Framed as an unorthodox love story between Ev and Lee, it’s a touching portrait of a sensitive, brilliant, loveable, maddening man trying to find his place in the world, before tragically passing away years before his time. Newcomer Oliver Lansley is simply outstanding in the lead role, inhabiting Ev’s various personae – including his softly-spoken actual self – with uncanny accuracy and depth. If this magnificent performance isn’t rewarded with a BAFTA next year, then I’ll shake my fist at the sun in anger. That’ll show them.
Ex-Coronation Street actress Katherine Kelly provides excellent support as the strong-willed Lee, and there are even a few colourful cameos from Freddie Mercury, Michael Winner and Dickie Attenborough (the latter essayed by Simon Callow in Full-Callow mode).
While many of these biopics often look as though they were made for the price of a packet of Swan Vestas, director James Strong does wonders with his resources here, producing a beautiful, inventive piece that its late subject may well have approved of. Alas, the budget cuts at BBC 4 suggest that this will be their last drama for quite some time. But at least they’ve gone out on a high.
From the sublime to the irredeemably awful. Created, presumably on a napkin, by US dramatist Frank Spotnitz (The X Files), HUNTED is a new eight-part thriller co-produced by Kudos, home of Spooks, and US cable titans HBO. Normally the sort of hackneyed, risible garbage that HBO wouldn’t touch with an executive bargepole, it’s held together with every heaving cliché in the book, as Melissa George – a fine actress, who deserves better – goes through the motions as a beautiful yet emotionally remote private intelligence agent who infiltrates the family of a corrupt millionaire.
Peppered with outbursts of nasty violence, Hunted is absolute hokum, but not in a good way. Like 24 without the sense of comic-book fun, it takes itself incredibly seriously, with various migraine-intense characters interacting in that terse, furtive, flippant way that fictional spies always do. All that’s required of George is that she pout and kick the occasional ass, while suffering the indignity of pretending to be haunted by traumatic childhood flashbacks that resemble nothing more than the Papa Lazarou coda from the League of Gentlemen Christmas Special.
Piles of cash have clearly been wasted on this one-dimensional drivel. Watching it feels like an affront to common decency.
Fortunately, HBO remind us what they’re good at with the return of BOARDWALK EMPIRE. Now in its third season, the roaring’ 20s Prohibition drama continues without one of its hitherto key characters, Jimmy Darmody, whose murder at the climax of season two was, while inevitable, shockingly carried out by his surrogate father Nucky Thompson (the great Steve Buscemi).

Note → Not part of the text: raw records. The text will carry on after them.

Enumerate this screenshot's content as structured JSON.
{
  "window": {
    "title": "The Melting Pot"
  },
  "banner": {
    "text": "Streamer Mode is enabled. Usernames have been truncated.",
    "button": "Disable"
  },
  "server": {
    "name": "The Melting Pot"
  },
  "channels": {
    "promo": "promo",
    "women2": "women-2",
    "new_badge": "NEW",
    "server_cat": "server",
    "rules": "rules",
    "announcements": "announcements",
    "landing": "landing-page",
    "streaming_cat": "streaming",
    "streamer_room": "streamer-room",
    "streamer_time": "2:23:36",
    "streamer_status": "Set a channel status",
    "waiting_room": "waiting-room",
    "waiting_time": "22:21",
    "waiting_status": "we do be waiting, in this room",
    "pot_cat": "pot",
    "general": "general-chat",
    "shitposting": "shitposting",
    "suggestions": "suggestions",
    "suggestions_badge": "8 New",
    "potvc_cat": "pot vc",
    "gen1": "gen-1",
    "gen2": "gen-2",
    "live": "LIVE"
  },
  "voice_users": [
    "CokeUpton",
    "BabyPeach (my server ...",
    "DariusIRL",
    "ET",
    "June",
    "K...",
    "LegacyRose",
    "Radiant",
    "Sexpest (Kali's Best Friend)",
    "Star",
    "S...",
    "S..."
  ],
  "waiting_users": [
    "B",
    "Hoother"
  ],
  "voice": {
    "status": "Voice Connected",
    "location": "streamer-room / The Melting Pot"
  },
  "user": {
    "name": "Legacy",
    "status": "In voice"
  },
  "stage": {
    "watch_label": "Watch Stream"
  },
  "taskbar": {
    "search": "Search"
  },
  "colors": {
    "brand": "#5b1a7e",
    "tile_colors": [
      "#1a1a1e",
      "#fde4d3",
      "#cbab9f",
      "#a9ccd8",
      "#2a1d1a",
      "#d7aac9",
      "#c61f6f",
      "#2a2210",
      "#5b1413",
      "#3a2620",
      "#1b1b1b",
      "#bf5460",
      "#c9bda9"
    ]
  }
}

The abiding theme this year, then, is the transformation of Nucky from being “half a gangster” to a full-blown lord of misrule. It’s a bold development, and one that could backfire if handled badly. Although blatantly corrupt and responsible for orchestrating acts of violence from afar, Nucky was always an essentially likeable anti-hero. But it’s impossible to sympathise with him now, which may be a problem as the series progresses.
Nevertheless, it returns with a strong opening episode introducing a dangerous new antagonist, Gyp Rosetti, a ludicrously thin-skinned gangster set to cause future headaches for the permanently harassed Nucky. Rosetti may be a rather broad and familiar character, but he’s still an entertaining addition to one of the most compelling TV dramas of the day. It sure is swell to have it back.